I AM NOT ISABELLE ADJANI; no, I am not that svelte, raven-tressed French actress. Glancing at her, I realize that immediately. But as fate would have it, we're on facing chairs, wearing fluffy terry cloth robes, waiting for our next appointments. We are at France's first wine spa, Les Sources de Caudalíe, for treatments they call vinothérapie, which take advantage of the French paradox--red wine is good for your heart. Who wants to argue with that?
During my stay I undergo massages, wraps and baths; most use products made with grape seeds. I eat spa food, which normally frightens me. But Caudalíe promises a corollary to the French paradox: a spa menu with delicious ingredients, like chèvre and walnuts, can still be low in calories and fat. Moreover, I'm encouraged to drink red wine with my meals.
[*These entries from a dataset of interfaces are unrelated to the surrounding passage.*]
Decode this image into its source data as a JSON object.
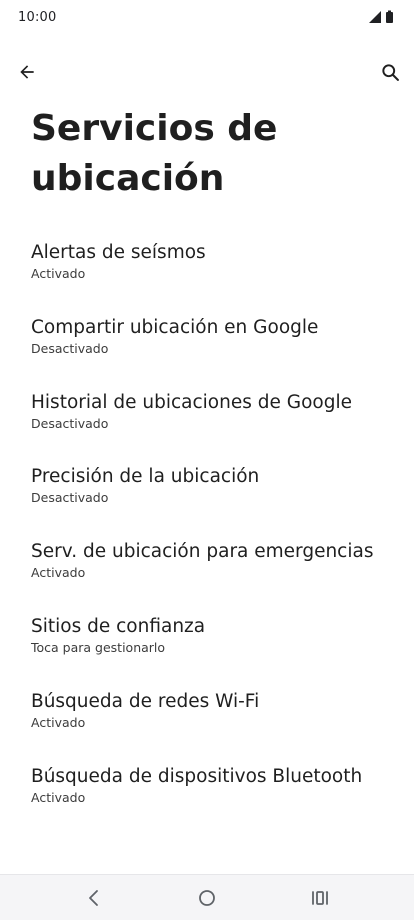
{
  "status_bar": {
    "time": "10:00",
    "icons": [
      "signal-icon",
      "battery-icon"
    ]
  },
  "app_bar": {
    "back_icon": "arrow-back-icon",
    "search_icon": "search-icon"
  },
  "page": {
    "title": "Servicios de ubicación"
  },
  "settings": [
    {
      "title": "Alertas de seísmos",
      "summary": "Activado"
    },
    {
      "title": "Compartir ubicación en Google",
      "summary": "Desactivado"
    },
    {
      "title": "Historial de ubicaciones de Google",
      "summary": "Desactivado"
    },
    {
      "title": "Precisión de la ubicación",
      "summary": "Desactivado"
    },
    {
      "title": "Serv. de ubicación para emergencias",
      "summary": "Activado"
    },
    {
      "title": "Sitios de confianza",
      "summary": "Toca para gestionarlo"
    },
    {
      "title": "Búsqueda de redes Wi-Fi",
      "summary": "Activado"
    },
    {
      "title": "Búsqueda de dispositivos Bluetooth",
      "summary": "Activado"
    }
  ],
  "nav_bar": {
    "icons": [
      "nav-back-icon",
      "nav-home-icon",
      "nav-recents-icon"
    ]
  },
  "colors": {
    "text_primary": "#1f1f1f",
    "text_secondary": "#3c3c3c",
    "nav_background": "#f5f5f7",
    "background": "#ffffff"
  }
}
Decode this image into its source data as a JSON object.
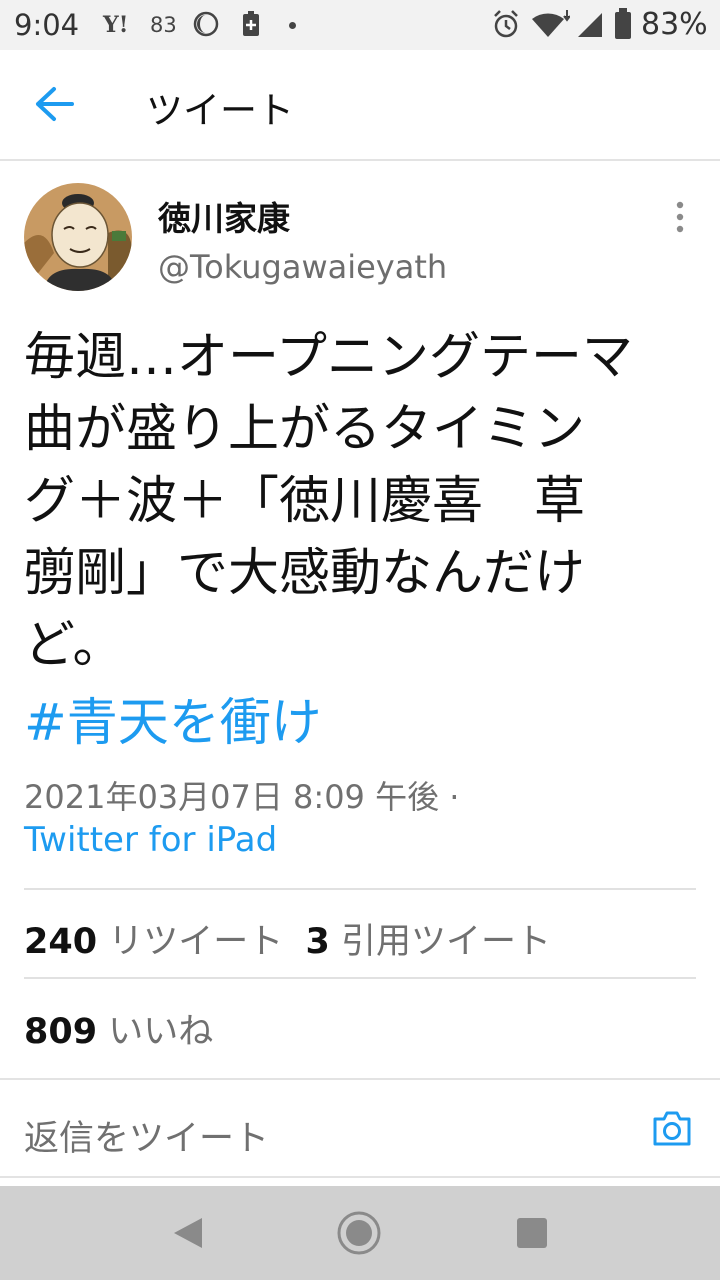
{
  "status_bar": {
    "time": "9:04",
    "yahoo_label": "Y!",
    "notification_count": "83",
    "battery_percent": "83%"
  },
  "header": {
    "title": "ツイート"
  },
  "tweet": {
    "author_name": "徳川家康",
    "author_handle": "@Tokugawaieyath",
    "lines": [
      "毎週…オープニングテーマ",
      "曲が盛り上がるタイミン",
      "グ＋波＋「徳川慶喜　草",
      "彅剛」で大感動なんだけ",
      "ど。"
    ],
    "hashtag": "#青天を衝け",
    "timestamp": "2021年03月07日 8:09 午後 ·",
    "source": "Twitter for iPad"
  },
  "stats": {
    "retweets_count": "240",
    "retweets_label": "リツイート",
    "quotes_count": "3",
    "quotes_label": "引用ツイート",
    "likes_count": "809",
    "likes_label": "いいね"
  },
  "reply": {
    "placeholder": "返信をツイート"
  },
  "colors": {
    "link": "#1d9bf0",
    "secondary_text": "#707070",
    "nav_bar": "#d0d0d0"
  },
  "icons": [
    "back-arrow-icon",
    "more-vertical-icon",
    "camera-icon",
    "alarm-icon",
    "wifi-icon",
    "signal-icon",
    "battery-icon",
    "moon-icon"
  ]
}
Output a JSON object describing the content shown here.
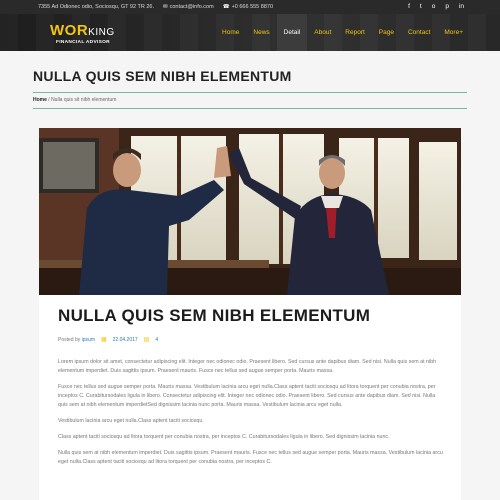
{
  "topbar": {
    "address": "7355 Ad Odionec odio, Sociosqu, GT 92 TR 26.",
    "email": "contact@info.com",
    "phone": "+0 666 555 8870",
    "social": [
      "f",
      "t",
      "o",
      "p",
      "in"
    ]
  },
  "logo": {
    "big": "WOR",
    "small": "KING",
    "tagline": "FINANCIAL ADVISOR"
  },
  "nav": [
    "Home",
    "News",
    "Detail",
    "About",
    "Report",
    "Page",
    "Contact",
    "More+"
  ],
  "page": {
    "title": "NULLA QUIS SEM NIBH ELEMENTUM",
    "breadcrumb_home": "Home",
    "breadcrumb_current": " / Nulla quis sit nibh elementum"
  },
  "article": {
    "title": "NULLA QUIS SEM NIBH ELEMENTUM",
    "posted_by_label": "Posted by",
    "author": "ipsum",
    "date": "22.04.2017",
    "comments": "4",
    "paragraphs": [
      "Lorem ipsum dolor sit amet, consectetur adipiscing elit. Integer nec odionec odio. Praesent libero. Sed cursus ante dapibus diam. Sed nisi. Nulla quis sem at nibh elementum imperdiet. Duis sagittis ipsum. Praesent mauris. Fusce nec tellus sed augue semper porta. Mauris massa.",
      "Fusce nec tellus sed augue semper porta. Mauris massa. Vestibulum lacinia arcu eget nulla.Class aptent taciti sociosqu ad litora torquent per conubia nostra, per inceptos C. Curabitursodales ligula in libero. Consectetur adipiscing elit. Integer nec odionec odio. Praesent libero. Sed cursus ante dapibus diam. Sed nisi. Nulla quis sem at nibh elementum imperdietSed dignissim lacinia nunc porta. Mauris massa. Vestibulum lacinia arcu eget nulla.",
      "Vestibulum lacinia arcu eget nulla.Class aptent taciti sociosqu.",
      "Class aptent taciti sociosqu ad litora torquent per conubia nostra, per inceptos C. Curabitursodales ligula in libero. Sed dignissim lacinia nunc.",
      "Nulla quis sem at nibh elementum imperdiet. Duis sagittis ipsum. Praesent mauris. Fusce nec tellus sed augue semper porta. Mauris massa. Vestibulum lacinia arcu eget nulla.Class aptent taciti sociosqu ad litora torquent per conubia nostra, per inceptos C."
    ]
  },
  "colors": {
    "accent": "#f2c40c",
    "header": "#2a2a2a",
    "rule": "#7fb3a8",
    "link": "#2a7ab8"
  }
}
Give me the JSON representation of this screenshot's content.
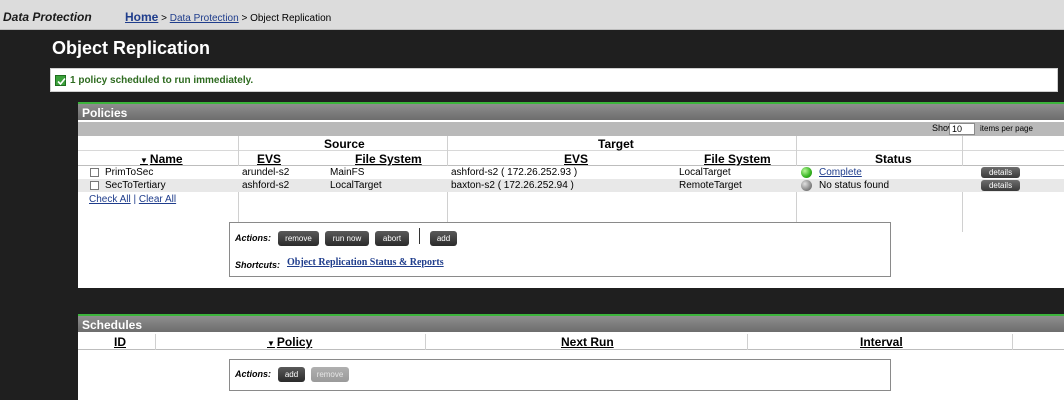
{
  "breadcrumb": {
    "section": "Data Protection",
    "home": "Home",
    "sep1": ">",
    "link": "Data Protection",
    "sep2": ">",
    "current": "Object Replication"
  },
  "page_title": "Object Replication",
  "message": {
    "icon": "check-icon",
    "text": "1 policy scheduled to run immediately."
  },
  "policies": {
    "title": "Policies",
    "show_label": "Show",
    "per_page_value": "10",
    "per_page_suffix": "items per page",
    "group_source": "Source",
    "group_target": "Target",
    "columns": {
      "name": "Name",
      "src_evs": "EVS",
      "src_fs": "File System",
      "tgt_evs": "EVS",
      "tgt_fs": "File System",
      "status": "Status"
    },
    "rows": [
      {
        "name": "PrimToSec",
        "src_evs": "arundel-s2",
        "src_fs": "MainFS",
        "tgt_evs": "ashford-s2 ( 172.26.252.93 )",
        "tgt_fs": "LocalTarget",
        "status": "Complete",
        "status_color": "#35b320",
        "details": "details"
      },
      {
        "name": "SecToTertiary",
        "src_evs": "ashford-s2",
        "src_fs": "LocalTarget",
        "tgt_evs": "baxton-s2 ( 172.26.252.94 )",
        "tgt_fs": "RemoteTarget",
        "status": "No status found",
        "status_color": "#888888",
        "details": "details"
      }
    ],
    "check_all": "Check All",
    "separator": "|",
    "clear_all": "Clear All",
    "actions_label": "Actions:",
    "actions": [
      "remove",
      "run now",
      "abort",
      "add"
    ],
    "shortcuts_label": "Shortcuts:",
    "shortcut": "Object Replication Status & Reports"
  },
  "schedules": {
    "title": "Schedules",
    "columns": {
      "id": "ID",
      "policy": "Policy",
      "next_run": "Next Run",
      "interval": "Interval"
    },
    "actions_label": "Actions:",
    "actions": [
      "add",
      "remove"
    ]
  },
  "colors": {
    "accent_green": "#3cb43c",
    "link_blue": "#1f3d8c",
    "message_green": "#2e6b20"
  }
}
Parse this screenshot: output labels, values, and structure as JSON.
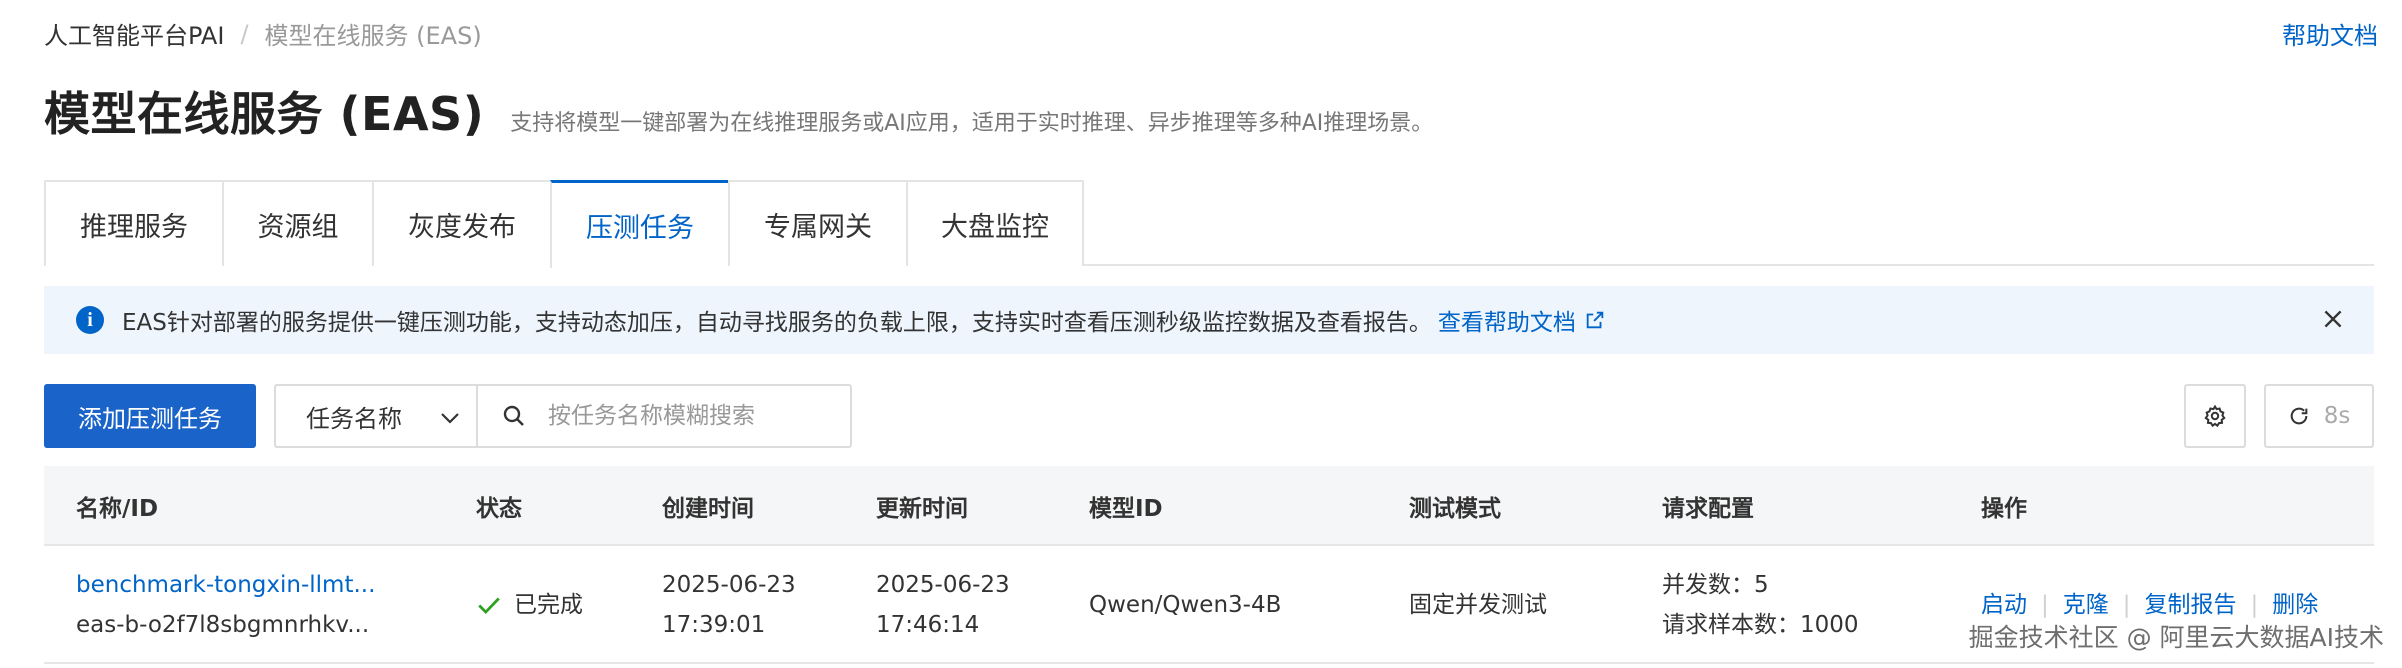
{
  "breadcrumb": {
    "root": "人工智能平台PAI",
    "separator": "/",
    "current": "模型在线服务 (EAS)"
  },
  "help_link": "帮助文档",
  "page": {
    "title": "模型在线服务 (EAS)",
    "subtitle": "支持将模型一键部署为在线推理服务或AI应用，适用于实时推理、异步推理等多种AI推理场景。"
  },
  "tabs": [
    {
      "label": "推理服务"
    },
    {
      "label": "资源组"
    },
    {
      "label": "灰度发布"
    },
    {
      "label": "压测任务",
      "active": true
    },
    {
      "label": "专属网关"
    },
    {
      "label": "大盘监控"
    }
  ],
  "notice": {
    "text": "EAS针对部署的服务提供一键压测功能，支持动态加压，自动寻找服务的负载上限，支持实时查看压测秒级监控数据及查看报告。",
    "link": "查看帮助文档"
  },
  "toolbar": {
    "add_button": "添加压测任务",
    "filter_select": "任务名称",
    "search_placeholder": "按任务名称模糊搜索",
    "refresh_label": "8s"
  },
  "table": {
    "headers": {
      "name": "名称/ID",
      "status": "状态",
      "created": "创建时间",
      "updated": "更新时间",
      "model": "模型ID",
      "mode": "测试模式",
      "config": "请求配置",
      "ops": "操作"
    },
    "rows": [
      {
        "name": "benchmark-tongxin-llmt...",
        "id": "eas-b-o2f7l8sbgmnrhkv...",
        "status": "已完成",
        "created_date": "2025-06-23",
        "created_time": "17:39:01",
        "updated_date": "2025-06-23",
        "updated_time": "17:46:14",
        "model": "Qwen/Qwen3-4B",
        "mode": "固定并发测试",
        "concurrency": "并发数：5",
        "samples": "请求样本数：1000",
        "ops": [
          "启动",
          "克隆",
          "复制报告",
          "删除"
        ]
      }
    ]
  },
  "watermark": "掘金技术社区 @ 阿里云大数据AI技术",
  "colors": {
    "accent": "#0064c8",
    "primary_button": "#1a63c8",
    "notice_bg": "#eef5fd",
    "success": "#2ea121"
  }
}
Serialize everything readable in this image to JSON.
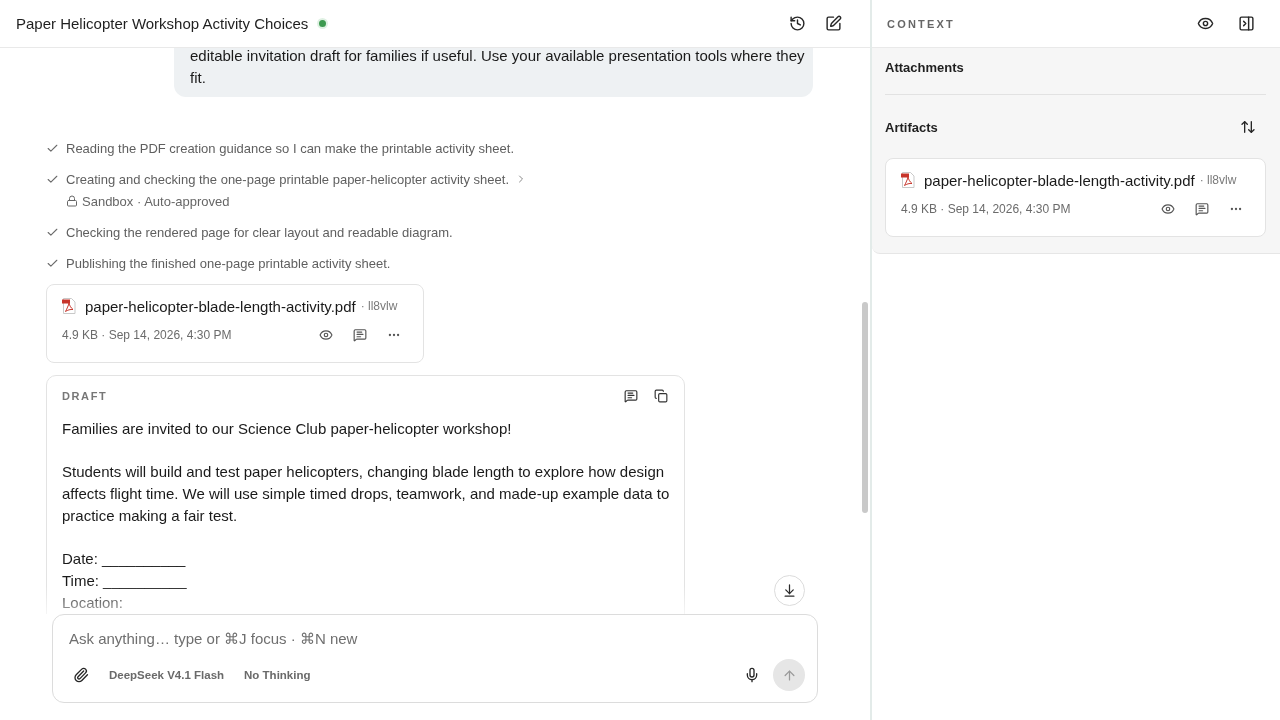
{
  "header": {
    "title": "Paper Helicopter Workshop Activity Choices",
    "connected": true
  },
  "message": {
    "text": "editable invitation draft for families if useful. Use your available presentation tools where they fit."
  },
  "steps": [
    {
      "text": "Reading the PDF creation guidance so I can make the printable activity sheet.",
      "done": true,
      "expandable": false
    },
    {
      "text": "Creating and checking the one-page printable paper-helicopter activity sheet.",
      "done": true,
      "expandable": true,
      "detail": "Sandbox · Auto-approved"
    },
    {
      "text": "Checking the rendered page for clear layout and readable diagram.",
      "done": true,
      "expandable": false
    },
    {
      "text": "Publishing the finished one-page printable activity sheet.",
      "done": true,
      "expandable": false
    }
  ],
  "artifact": {
    "filename": "paper-helicopter-blade-length-activity.pdf",
    "tag": "· ll8vlw",
    "details": "4.9 KB · Sep 14, 2026, 4:30 PM"
  },
  "draft": {
    "label": "DRAFT",
    "blocks": [
      [
        "Families are invited to our Science Club paper-helicopter workshop!"
      ],
      [
        "Students will build and test paper helicopters, changing blade length to explore how design affects flight time. We will use simple timed drops, teamwork, and made-up example data to practice making a fair test."
      ],
      [
        "Date: __________",
        "Time: __________",
        "Location:"
      ]
    ]
  },
  "composer": {
    "placeholder": "Ask anything… type or ⌘J focus · ⌘N new",
    "model": "DeepSeek V4.1 Flash",
    "thinking": "No Thinking",
    "send_disabled": true
  },
  "context": {
    "title": "CONTEXT",
    "attachments": {
      "heading": "Attachments"
    },
    "artifacts": {
      "heading": "Artifacts",
      "items": [
        {
          "filename": "paper-helicopter-blade-length-activity.pdf",
          "tag": "· ll8vlw",
          "details": "4.9 KB · Sep 14, 2026, 4:30 PM"
        }
      ]
    }
  }
}
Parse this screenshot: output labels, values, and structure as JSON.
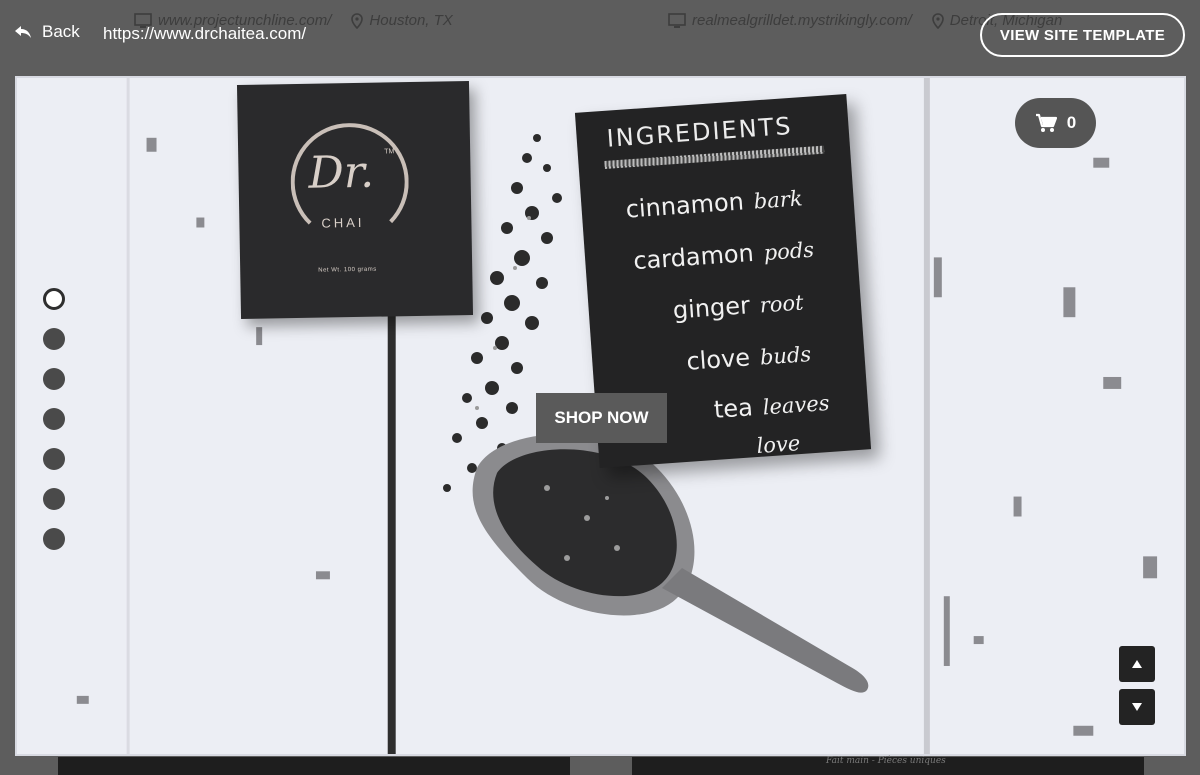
{
  "background_listing": {
    "left_url": "www.projectunchline.com/",
    "left_location": "Houston, TX",
    "right_url": "realmealgrilldet.mystrikingly.com/",
    "right_location": "Detroit, Michigan",
    "bottom_caption": "Fait main - Pièces uniques"
  },
  "topbar": {
    "back_label": "Back",
    "url": "https://www.drchaitea.com/",
    "view_template_label": "VIEW SITE TEMPLATE"
  },
  "hero": {
    "brand_initials": "Dr.",
    "brand_tm": "TM",
    "brand_name": "CHAI",
    "net_weight": "Net Wt. 100 grams",
    "card_title": "INGREDIENTS",
    "ingredients": [
      {
        "main": "cinnamon",
        "note": "bark"
      },
      {
        "main": "cardamon",
        "note": "pods"
      },
      {
        "main": "ginger",
        "note": "root"
      },
      {
        "main": "clove",
        "note": "buds"
      },
      {
        "main": "tea",
        "note": "leaves"
      }
    ],
    "card_footer": "love",
    "shop_label": "SHOP NOW"
  },
  "cart": {
    "count": "0"
  },
  "slides": {
    "total": 7,
    "active_index": 0
  },
  "colors": {
    "chrome": "#5d5d5d",
    "frame_bg": "#eceef4",
    "card": "#232324",
    "button": "#5a5a5a"
  }
}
Eating great food and drinking great wine is my idea of the perfect vacation. And Caudalíe's Bordeaux location, in the Graves vineyards of the newly resurgent Smith Haut Lafitte winery, enticed me there. When purchased in 1990 by Daniel and Florence Cathiard, the estimable estate, which can trace its pedigree to the Crusades, was run-down, and its wines, a grand cru red Pessac-Léognan and a white, were in decline. The new owners refocused on quality, not quantity, bringing in pickers to do the harvest by hand and otherwise improving winemaking methods. Today its wines are again in demand. The influential critic Robert M. Parker, Jr., is a fan; he calls Smith Haut Lafitte "one of Bordeaux's shining success stories."